whether the framers of the bill designed The indiscriminate confiscation of that the voting should be secret, but a the rights of old freemen we altogether construction might be very fairly put disapprove of; their rights might upon the enactment which would have be retained, as they were in the reform this practical effect--a paper signed by bill, to those residing within seven the voter is to be handed to the mayor; miles of the borough. We are not there is no provision made that this quite sure that it is well to take from paper shall be open to the inspection the inhabitants of the city the power of any one else—this would be placing of conferring, even upon strangers, the unlimited power in the hands of the freedom of their city—the custom is a mayor--we do not believe that this very ancient one, it is derived certainly was the intention of the framers, but from no aristocratic source—it be- the clause is liable to this construclonged to the republican institutions of tion, and the instructions as to the Greece and Rome; and even if an mode of voting should be much more bonoraryfreedom were to confer no explicit. civic right, it were a tribute worth The power of removing, at their paying sometimes to distinguished pleasure, all the officers of the corpomerit-a tribute, be it remembered, ration, is one that certainly ought not of which, in the new boroughs, the to be intrusted, without some restricpeople would be the source.
tion, to the common council ; nothing The abolition of the exclusive rights ever could be better calculated to give of trading is a measure founded cer- occasion for party manæuvring and tainly on principles of equitable policy petty intrigue between needy adven-the time is gone by when trade re- turers and corrupt councillors—and quired the fictitious protection of certainly no provision could be more monopolies at home; at the same time, adapted utterly to destroy in the boweser, it must not be forgotten, that officers all sense of independence, and on faith of these exclusive rights, large to minister in the councillors to that apprentice fees have been paid, and spirit of arrogance and pride, which property vested in trade.
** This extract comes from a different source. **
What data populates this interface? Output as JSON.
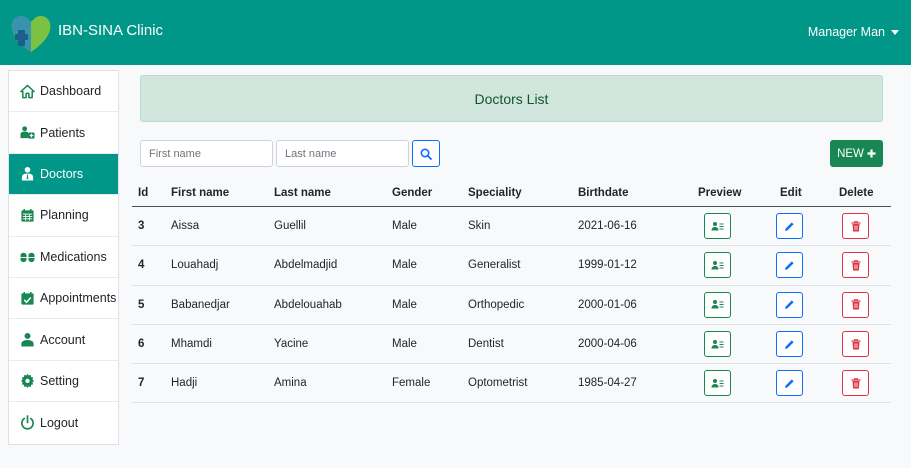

These in- is the besetting sin of all democratic terests may not have all the sacredness communities. of vested interests, but they may, per The discretionary power of granting haps, be worthy the attention of the or withholding licenses for alehouses legislature.t
is one that certainly ought not be left The frequency of elections is a very altogether to the councillors—at least great evil in the present arrangements the recorder, who is the only corporate of the bill -a third part of the com- officer totally separate from local son council are to be elected every politics, and the only one too for year. We do not see that this fre- whose respectability we have any quency of election tends to any good security, should exercise over the matend—and we are very sure that it will ter some control. produce much evil, by creating annually The clauses for furnishing an efficient in the borough, all the confusion and night watch, and municipal police, as dissension, and ill-will, that are insepa- well as we can form an opinion, upon rable from the almost personal excite- a necessarily hasty perusal, seemed ment of the electioneering politics of admirably calculated to secure these a small town.
. Since these observations were written, Mr. Praed, on the second reading of the bill, has given notice of amendment to preserve the rights of existing freemen.
* It is but justice to observe that the attention of the public has been already called to this part of the subject, which seemed altogether to be overlooked, by the Morning Herald. The subject of these interests was fully and powerfully discussed in the columns of that excellent journal.